    • bruises, scrapes, athlete's foot, yeast infections, diaper rashes, and believe it or not, it can help minimize stretch marks and scarring. Ladies, you might want to try this!
  • Sore throat, sores or inflammations in mouth or throat.
  • Incorporate Calendula into baths, creams, compresses, washes, salves, topical oils.
  • Dried flower for tea and infused oils.
  • Pest repellent against aphids, eelworms, tomato hornworms, asparagus beetles.

Step outside of your comfort level and experiment with Calendula. We are currently selling fresh, certified organic Calendula for $5 per pound. 

We are also selling poppies and bachelor buttons! 

Contact us for some beautiful certified organics flowers that have many uses!

Sunday, July 12, 2015

Certified Organic Garlic coming soon!

Garlic. One of the world's healthiest foods. 

If you don't believe me, feel free to read up on it for yourself: Medical Uses and Benefits

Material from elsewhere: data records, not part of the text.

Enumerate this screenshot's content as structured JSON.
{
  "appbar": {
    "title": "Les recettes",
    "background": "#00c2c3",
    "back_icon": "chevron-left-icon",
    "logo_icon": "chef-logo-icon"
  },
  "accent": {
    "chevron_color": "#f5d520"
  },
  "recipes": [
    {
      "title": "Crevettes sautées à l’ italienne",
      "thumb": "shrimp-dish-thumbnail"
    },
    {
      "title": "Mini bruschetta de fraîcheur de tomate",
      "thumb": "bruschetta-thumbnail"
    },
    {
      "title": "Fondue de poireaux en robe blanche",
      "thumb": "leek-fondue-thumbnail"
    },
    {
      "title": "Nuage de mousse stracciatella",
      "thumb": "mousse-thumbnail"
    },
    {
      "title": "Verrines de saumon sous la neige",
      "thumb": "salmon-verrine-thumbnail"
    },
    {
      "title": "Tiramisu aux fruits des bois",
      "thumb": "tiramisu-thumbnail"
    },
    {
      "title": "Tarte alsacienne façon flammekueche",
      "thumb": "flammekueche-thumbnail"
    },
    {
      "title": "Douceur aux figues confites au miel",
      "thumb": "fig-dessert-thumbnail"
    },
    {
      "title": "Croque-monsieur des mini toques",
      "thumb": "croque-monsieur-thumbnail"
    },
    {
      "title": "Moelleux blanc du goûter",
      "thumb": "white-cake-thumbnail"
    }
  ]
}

It's almost time for fresh organic garlic from our fields! We originally planted one clove of garlic by hand in October. Since then, we've been busy planning and prepping an area to hang garlic. This weekend, we were busy in the fields harvesting it. Unfortunately, it is not ready for sales yet as it needs to hang dry for a few weeks. 

This year, we will have 4-5 varieties of garlic available: Amish, Chesnok, Romanian, and Music, possibly Purple Stripe. Garlic does have many uses:  preventing health problems, cooking, or fighting werewolves or vampires along with many more. Whatever your purpose is, we will have garlic ready for you soon! For other uses, please refer to: 12 uses for garlic. If you are interested in pre-ordering, please contact us or visit our Facebook page Country Blossoms Organics LLC

If you are unsure how to cook with garlic, here are a few tips and recipes: Garlic Do's and Don'tsGarlic Tips, and Garlic recipes.

The drying process may take anywhere from 3-4 weeks.

Most of our garlic is starting to dry. Only one more variety to hang.

Monday, April 6, 2015


8 Hives at CBO

Today, Nicholas Thill from Honey Grove Apiaries, LLC stopped by with some beehives that will be housed at Country Blossoms Organics. We hope that having these hives on our farm will be beneficial to the bees and to our crops. We are very excited to support Honey Grove Apiaries, LLC in their mission to supply the community with their delicious, local honey, and we are equally excited for our plants to benefit from the bees!

Just a reminder that Country Blossoms Organics LLC will be a vendor at the upcoming Lomira Farmer's Market. Opening day of the market will be on Saturday, June 13th, and will run each Saturday morning until October 10th from 8:00 AM-12:00 PM. If you are interested in participating in this year's farmer's market, we will be having a vendor meeting on Saturday, April 18th at 10:30 AM in the community room of the Lomira Municipal Building. If you have any questions, feel free to contact Jenny at